Was not long ago my surgery was completed and was put into my first ever cast - not bad considering my early years as a child falling off everything I ventured on (more on my head though, which can explain a lot).
Reflecting back, I looked at the ups and downs of being restricted to cast for over 8 weeks.
At the early stages I was super happy to have the surgery completed. I've waited over 13 years to have the right procedure offered and it was also the right time as other parts of the body were slowly being affected by the imbalance of my legs.
After a few days of pushing the limits using the crutches and having a few fails, falling over on slippery surfaces (as with anything it always happens in 3's) so after the first one I knew there would be two more - and yes there were 3 fails to be precise! You soon realise though the limitations that have been set for yourself and the initial frustration can set in.
DOWN - Frustration.
Frustration can set in quickly. It did for me due with the continued offer of "can I help with anything", "here, let me do that for you" or "you okay?". I have always wanted to do everything for myself and only ever take on help when I had failed the first time - so teaching myself to actually accept an offer of help from anyone took some time but I think I say I have achieved that - maybe :).
UP - Thinking outside the box.
Being restricted to the house with crutches and with all the above offers of help I decided to find alternative ways to get out, explore and find ways of doing things differently. My knee scooter which I had received from day dot was my saving grace in most of these cases.
I managed to get to town a couple kms away to get exercise, shopping, see doctors, scrub decking, harvest fruit from the garden and most of all to get out of the house.
As with anyone when you are restricted you have to adapt and find new ways of doing things.
UP - Getting to meet great people who can help in the future.
At every stage after surgery I have met people either going through their own recoveries, have offered advice or support and people who are helping everybody go through each step.
I have been really lucky I have a great support team around me - especially my wife Sam. She has been awesome through this process and always questions me over every decision that has to be made and supports me when during the downs.
I have been able to speak with surgeons, nurses, other practitioners, friends and family. All who have had their words of wisdom to move forward successfully.
DOWN - Travel.
Having surgery completed in Auckland means a lot of travel - initial consultations, surgery and follow-up appointments.

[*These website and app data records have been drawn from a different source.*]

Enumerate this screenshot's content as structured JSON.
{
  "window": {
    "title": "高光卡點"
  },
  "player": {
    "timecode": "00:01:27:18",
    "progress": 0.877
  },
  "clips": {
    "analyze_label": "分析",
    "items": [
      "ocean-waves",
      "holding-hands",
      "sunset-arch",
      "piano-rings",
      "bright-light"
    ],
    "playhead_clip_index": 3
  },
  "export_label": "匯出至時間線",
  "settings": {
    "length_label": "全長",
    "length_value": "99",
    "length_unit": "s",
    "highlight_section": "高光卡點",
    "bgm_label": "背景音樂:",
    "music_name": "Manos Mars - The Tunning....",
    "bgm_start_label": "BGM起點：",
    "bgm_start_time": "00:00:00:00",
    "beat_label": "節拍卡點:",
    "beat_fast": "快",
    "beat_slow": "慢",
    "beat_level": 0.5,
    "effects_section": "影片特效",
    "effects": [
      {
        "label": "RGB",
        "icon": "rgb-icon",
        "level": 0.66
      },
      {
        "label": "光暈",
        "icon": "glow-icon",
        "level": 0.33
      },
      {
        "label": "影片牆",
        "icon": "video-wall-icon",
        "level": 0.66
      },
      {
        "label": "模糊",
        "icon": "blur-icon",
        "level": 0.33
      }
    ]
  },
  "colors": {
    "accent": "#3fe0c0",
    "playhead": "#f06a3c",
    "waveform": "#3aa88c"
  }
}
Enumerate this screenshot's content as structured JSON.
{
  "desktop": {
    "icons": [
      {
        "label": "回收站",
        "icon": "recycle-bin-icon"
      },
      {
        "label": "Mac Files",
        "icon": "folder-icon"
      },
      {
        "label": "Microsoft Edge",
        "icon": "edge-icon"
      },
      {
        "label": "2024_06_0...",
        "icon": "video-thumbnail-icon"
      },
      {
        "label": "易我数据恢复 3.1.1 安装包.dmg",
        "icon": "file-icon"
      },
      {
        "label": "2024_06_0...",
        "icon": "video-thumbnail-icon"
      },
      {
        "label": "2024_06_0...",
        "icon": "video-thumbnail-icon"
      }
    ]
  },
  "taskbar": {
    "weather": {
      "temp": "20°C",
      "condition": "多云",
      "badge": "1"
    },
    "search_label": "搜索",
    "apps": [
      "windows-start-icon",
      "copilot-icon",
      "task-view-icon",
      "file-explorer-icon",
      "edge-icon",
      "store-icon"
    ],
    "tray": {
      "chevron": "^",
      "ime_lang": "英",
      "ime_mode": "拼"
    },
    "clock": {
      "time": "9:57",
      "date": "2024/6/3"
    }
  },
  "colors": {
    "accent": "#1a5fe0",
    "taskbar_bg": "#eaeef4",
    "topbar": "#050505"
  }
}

I eventually figured out a way to still have my foot raised by sitting in the back seat whilst having the front seat folded right back - much easier.
UP - Saving cash.
One major thing I noticed whilst being in cast is the money you can save - not going out as much and eating healthier. The credit card was asking questions after being left in the wallet for many weeks. I don't recommend anyone to go out and break a leg on purpose to save cash but it's just what I noticed.
DOWN - Getting a comfortable sleep.
Getting sleep is important for everyone - having a leg that is in cast and even now it is off, getting comfortable in bed at nights can be tricky. No easy fix for this, just trying as many tricks you can until you find that perfect fit (3 pillows wrapped in a towel on the bed to keep it raised was my trick).
UP - Experiencing new things.
Being in a cast for the first time I got to experience some cool things and I took videos of them to remember. Caution - some images may cause discomfort.
Getting my cast removed was good but the k-wire removal below was pretty awesome - fairly pain free but felt kinda awkward. The pins were actually inside the bones of the toes (no wonder I have fat pinky's at the moment).
I've got still a long road ahead re-introducing weight bearing exercises and rehabilitation programs to strengthen my leg muscles and lengthen tendons/ligaments but I am looking forward to the work.
Will keep you posted.